→ **WORK REQUIRED**
Copy all lines containing the string "that" from the records below.

[Data about app and page elements]
※ ※ ※
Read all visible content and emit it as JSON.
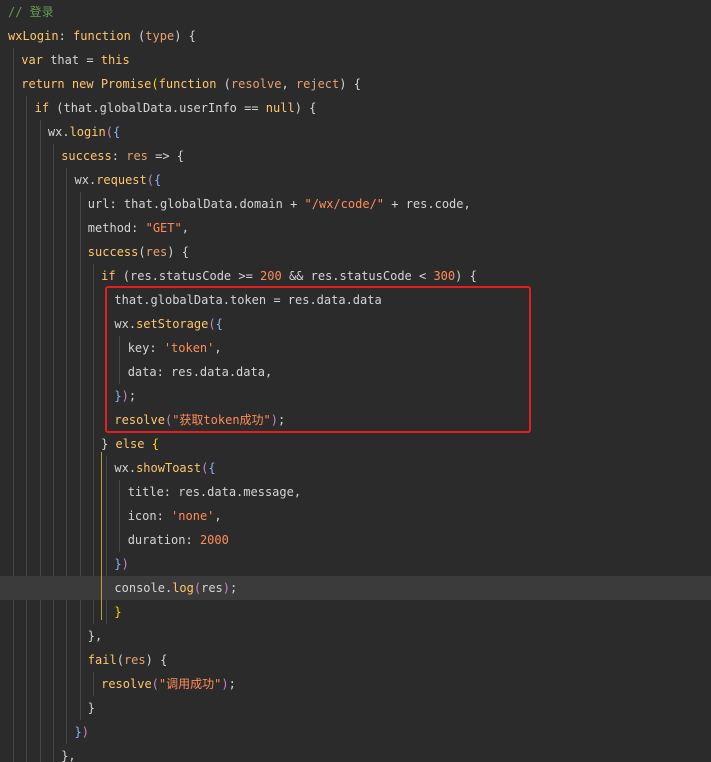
{
  "lines": [
    [
      {
        "t": "// 登录",
        "c": "cm"
      }
    ],
    [
      {
        "t": "wxLogin",
        "c": "fn"
      },
      {
        "t": ": ",
        "c": "pr"
      },
      {
        "t": "function",
        "c": "kw"
      },
      {
        "t": " (",
        "c": "pr"
      },
      {
        "t": "type",
        "c": "ar"
      },
      {
        "t": ") {",
        "c": "pr"
      }
    ],
    [
      {
        "t": "var",
        "c": "kw"
      },
      {
        "t": " that = ",
        "c": "pr"
      },
      {
        "t": "this",
        "c": "kw"
      }
    ],
    [
      {
        "t": "return",
        "c": "kw"
      },
      {
        "t": " ",
        "c": "pr"
      },
      {
        "t": "new",
        "c": "kw"
      },
      {
        "t": " ",
        "c": "pr"
      },
      {
        "t": "Promise",
        "c": "fn"
      },
      {
        "t": "(",
        "c": "bkg"
      },
      {
        "t": "function",
        "c": "kw"
      },
      {
        "t": " (",
        "c": "pr"
      },
      {
        "t": "resolve",
        "c": "ar"
      },
      {
        "t": ", ",
        "c": "pr"
      },
      {
        "t": "reject",
        "c": "ar"
      },
      {
        "t": ") {",
        "c": "pr"
      }
    ],
    [
      {
        "t": "if",
        "c": "kw"
      },
      {
        "t": " (that.globalData.userInfo == ",
        "c": "pr"
      },
      {
        "t": "null",
        "c": "kw"
      },
      {
        "t": ") {",
        "c": "pr"
      }
    ],
    [
      {
        "t": "wx.",
        "c": "pr"
      },
      {
        "t": "login",
        "c": "fn"
      },
      {
        "t": "(",
        "c": "bkm"
      },
      {
        "t": "{",
        "c": "bkb"
      }
    ],
    [
      {
        "t": "success",
        "c": "fn"
      },
      {
        "t": ": ",
        "c": "pr"
      },
      {
        "t": "res",
        "c": "ar"
      },
      {
        "t": " => {",
        "c": "pr"
      }
    ],
    [
      {
        "t": "wx.",
        "c": "pr"
      },
      {
        "t": "request",
        "c": "fn"
      },
      {
        "t": "(",
        "c": "bkm"
      },
      {
        "t": "{",
        "c": "bkb"
      }
    ],
    [
      {
        "t": "url: that.globalData.domain + ",
        "c": "pr"
      },
      {
        "t": "\"/wx/code/\"",
        "c": "st"
      },
      {
        "t": " + res.code,",
        "c": "pr"
      }
    ],
    [
      {
        "t": "method: ",
        "c": "pr"
      },
      {
        "t": "\"GET\"",
        "c": "st"
      },
      {
        "t": ",",
        "c": "pr"
      }
    ],
    [
      {
        "t": "success",
        "c": "fn"
      },
      {
        "t": "(",
        "c": "pr"
      },
      {
        "t": "res",
        "c": "ar"
      },
      {
        "t": ") {",
        "c": "pr"
      }
    ],
    [
      {
        "t": "if",
        "c": "kw"
      },
      {
        "t": " (res.statusCode >= ",
        "c": "pr"
      },
      {
        "t": "200",
        "c": "nm"
      },
      {
        "t": " && res.statusCode < ",
        "c": "pr"
      },
      {
        "t": "300",
        "c": "nm"
      },
      {
        "t": ") {",
        "c": "pr"
      }
    ],
    [
      {
        "t": "that.globalData.token = res.data.data",
        "c": "pr"
      }
    ],
    [
      {
        "t": "wx.",
        "c": "pr"
      },
      {
        "t": "setStorage",
        "c": "fn"
      },
      {
        "t": "(",
        "c": "bkm"
      },
      {
        "t": "{",
        "c": "bkb"
      }
    ],
    [
      {
        "t": "key: ",
        "c": "pr"
      },
      {
        "t": "'token'",
        "c": "st"
      },
      {
        "t": ",",
        "c": "pr"
      }
    ],
    [
      {
        "t": "data: res.data.data,",
        "c": "pr"
      }
    ],
    [
      {
        "t": "}",
        "c": "bkb"
      },
      {
        "t": ")",
        "c": "bkm"
      },
      {
        "t": ";",
        "c": "pr"
      }
    ],
    [
      {
        "t": "resolve",
        "c": "fn"
      },
      {
        "t": "(",
        "c": "bkm"
      },
      {
        "t": "\"获取token成功\"",
        "c": "st"
      },
      {
        "t": ")",
        "c": "bkm"
      },
      {
        "t": ";",
        "c": "pr"
      }
    ],
    [
      {
        "t": "} ",
        "c": "pr"
      },
      {
        "t": "else",
        "c": "kw"
      },
      {
        "t": " ",
        "c": "pr"
      },
      {
        "t": "{",
        "c": "bkg"
      }
    ],
    [
      {
        "t": "wx.",
        "c": "pr"
      },
      {
        "t": "showToast",
        "c": "fn"
      },
      {
        "t": "(",
        "c": "bkm"
      },
      {
        "t": "{",
        "c": "bkb"
      }
    ],
    [
      {
        "t": "title: res.data.message,",
        "c": "pr"
      }
    ],
    [
      {
        "t": "icon: ",
        "c": "pr"
      },
      {
        "t": "'none'",
        "c": "st"
      },
      {
        "t": ",",
        "c": "pr"
      }
    ],
    [
      {
        "t": "duration: ",
        "c": "pr"
      },
      {
        "t": "2000",
        "c": "nm"
      }
    ],
    [
      {
        "t": "}",
        "c": "bkb"
      },
      {
        "t": ")",
        "c": "bkm"
      }
    ],
    [
      {
        "t": "console.",
        "c": "pr"
      },
      {
        "t": "log",
        "c": "fn"
      },
      {
        "t": "(",
        "c": "bkm"
      },
      {
        "t": "res",
        "c": "pr"
      },
      {
        "t": ")",
        "c": "bkm"
      },
      {
        "t": ";",
        "c": "pr"
      }
    ],
    [
      {
        "t": "}",
        "c": "bkg"
      }
    ],
    [
      {
        "t": "},",
        "c": "pr"
      }
    ],
    [
      {
        "t": "fail",
        "c": "fn"
      },
      {
        "t": "(",
        "c": "pr"
      },
      {
        "t": "res",
        "c": "ar"
      },
      {
        "t": ") {",
        "c": "pr"
      }
    ],
    [
      {
        "t": "resolve",
        "c": "fn"
      },
      {
        "t": "(",
        "c": "bkm"
      },
      {
        "t": "\"调用成功\"",
        "c": "st"
      },
      {
        "t": ")",
        "c": "bkm"
      },
      {
        "t": ";",
        "c": "pr"
      }
    ],
    [
      {
        "t": "}",
        "c": "pr"
      }
    ],
    [
      {
        "t": "}",
        "c": "bkb"
      },
      {
        "t": ")",
        "c": "bkm"
      }
    ],
    [
      {
        "t": "},",
        "c": "pr"
      }
    ]
  ],
  "highlighted_line_index": 24
}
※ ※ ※
→ **COMPLETED EXERCISE**
        "t": " that = ",
        "t": " (that.globalData.userInfo == ",
        "t": "url: that.globalData.domain + ",
        "t": "that.globalData.token = res.data.data",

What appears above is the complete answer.